• Task description
All of the data, except its images, should be set down exactly as it appears.

(Data for review)

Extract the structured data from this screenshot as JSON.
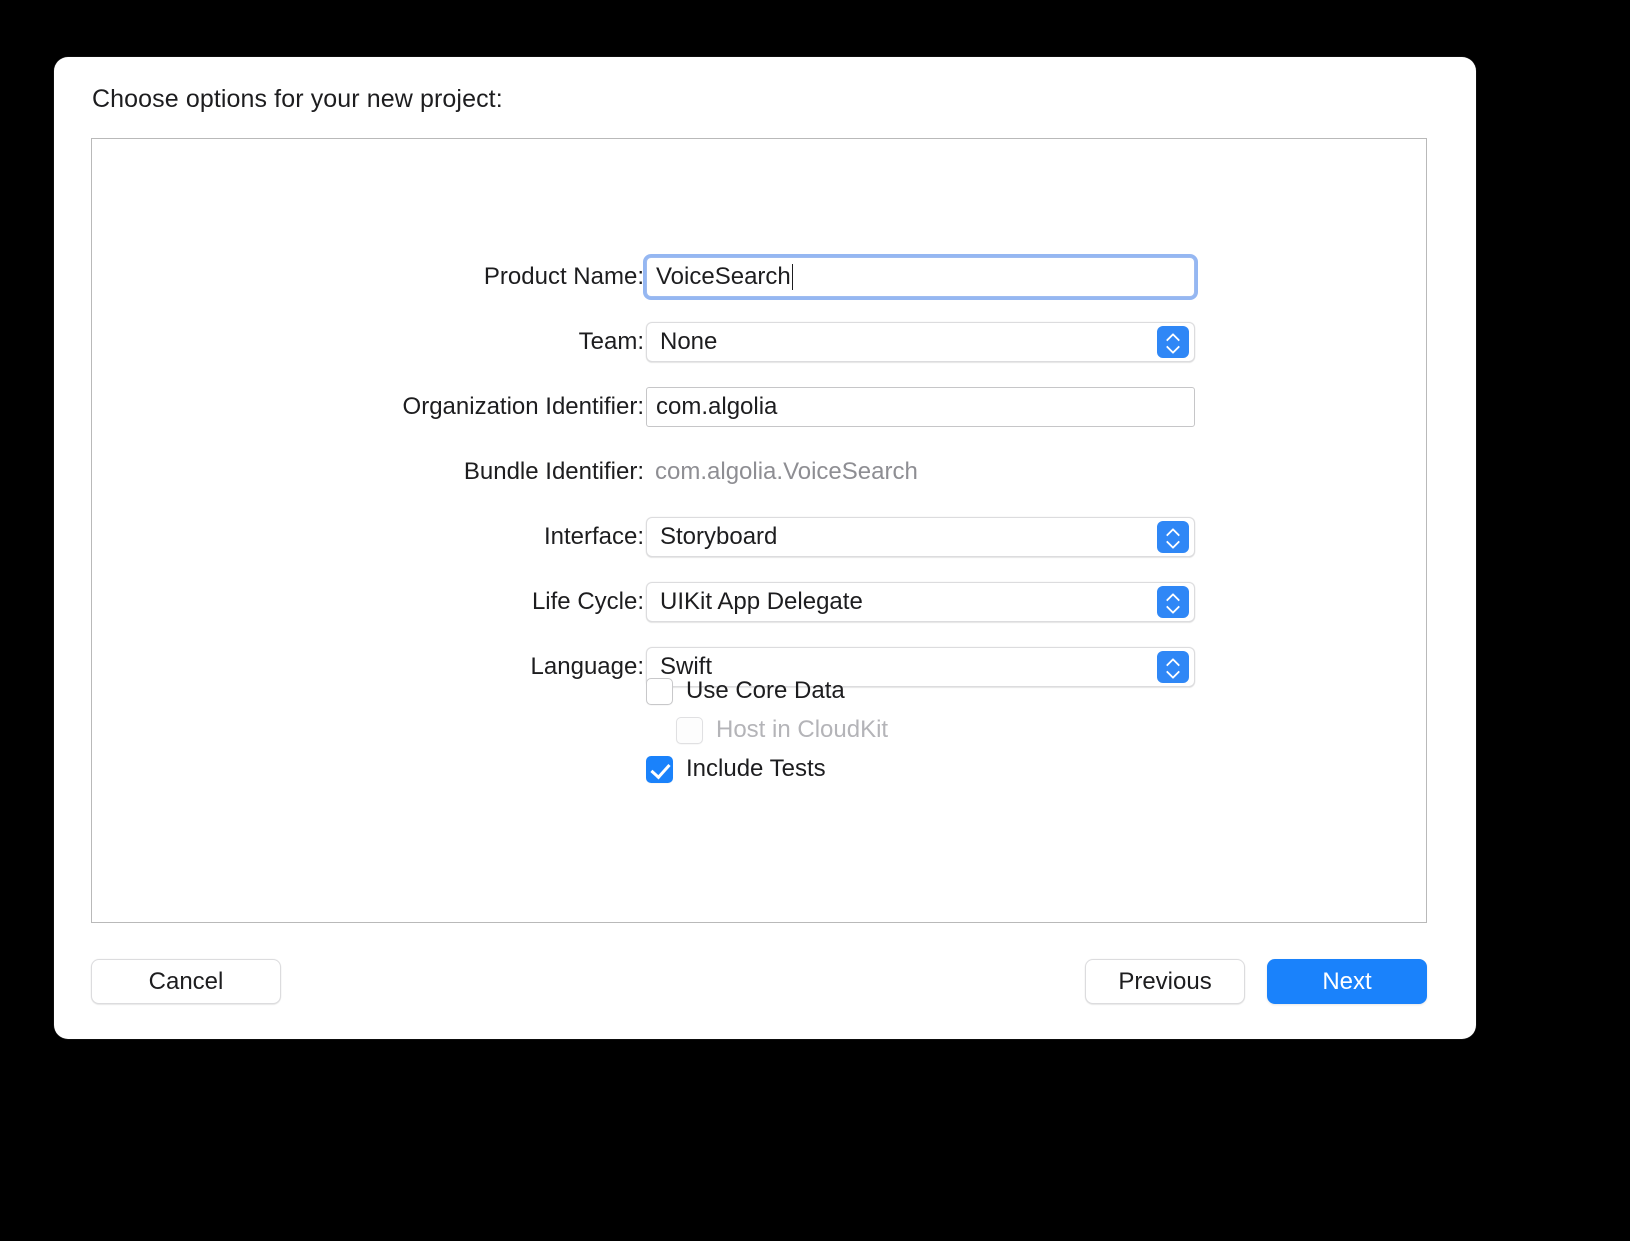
{
  "dialog": {
    "title": "Choose options for your new project:"
  },
  "form": {
    "rows": [
      {
        "label": "Product Name:",
        "type": "text",
        "value": "VoiceSearch",
        "focused": true
      },
      {
        "label": "Team:",
        "type": "popup",
        "value": "None"
      },
      {
        "label": "Organization Identifier:",
        "type": "text",
        "value": "com.algolia",
        "focused": false
      },
      {
        "label": "Bundle Identifier:",
        "type": "static",
        "value": "com.algolia.VoiceSearch"
      },
      {
        "label": "Interface:",
        "type": "popup",
        "value": "Storyboard"
      },
      {
        "label": "Life Cycle:",
        "type": "popup",
        "value": "UIKit App Delegate"
      },
      {
        "label": "Language:",
        "type": "popup",
        "value": "Swift"
      }
    ]
  },
  "checkboxes": [
    {
      "label": "Use Core Data",
      "checked": false,
      "disabled": false,
      "indented": false
    },
    {
      "label": "Host in CloudKit",
      "checked": false,
      "disabled": true,
      "indented": true
    },
    {
      "label": "Include Tests",
      "checked": true,
      "disabled": false,
      "indented": false
    }
  ],
  "footer": {
    "cancel_label": "Cancel",
    "previous_label": "Previous",
    "next_label": "Next"
  },
  "colors": {
    "accent": "#1a82fb",
    "stepper": "#2f87f6",
    "focus_ring": "#5c91eb",
    "disabled_text": "#b4b4b8",
    "static_text": "#8e8e93",
    "backdrop": "#000000"
  },
  "icons": {
    "stepper_up": "chevron-up-icon",
    "stepper_down": "chevron-down-icon",
    "checkmark": "checkmark-icon",
    "caret": "text-caret"
  }
}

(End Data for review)

• Result of the task
Extract the structured data from this screenshot as JSON.
{
  "dialog": {
    "title": "Choose options for your new project:"
  },
  "form": {
    "rows": [
      {
        "label": "Product Name:",
        "type": "text",
        "value": "VoiceSearch",
        "focused": true
      },
      {
        "label": "Team:",
        "type": "popup",
        "value": "None"
      },
      {
        "label": "Organization Identifier:",
        "type": "text",
        "value": "com.algolia",
        "focused": false
      },
      {
        "label": "Bundle Identifier:",
        "type": "static",
        "value": "com.algolia.VoiceSearch"
      },
      {
        "label": "Interface:",
        "type": "popup",
        "value": "Storyboard"
      },
      {
        "label": "Life Cycle:",
        "type": "popup",
        "value": "UIKit App Delegate"
      },
      {
        "label": "Language:",
        "type": "popup",
        "value": "Swift"
      }
    ]
  },
  "checkboxes": [
    {
      "label": "Use Core Data",
      "checked": false,
      "disabled": false,
      "indented": false
    },
    {
      "label": "Host in CloudKit",
      "checked": false,
      "disabled": true,
      "indented": true
    },
    {
      "label": "Include Tests",
      "checked": true,
      "disabled": false,
      "indented": false
    }
  ],
  "footer": {
    "cancel_label": "Cancel",
    "previous_label": "Previous",
    "next_label": "Next"
  },
  "colors": {
    "accent": "#1a82fb",
    "stepper": "#2f87f6",
    "focus_ring": "#5c91eb",
    "disabled_text": "#b4b4b8",
    "static_text": "#8e8e93",
    "backdrop": "#000000"
  },
  "icons": {
    "stepper_up": "chevron-up-icon",
    "stepper_down": "chevron-down-icon",
    "checkmark": "checkmark-icon",
    "caret": "text-caret"
  }
}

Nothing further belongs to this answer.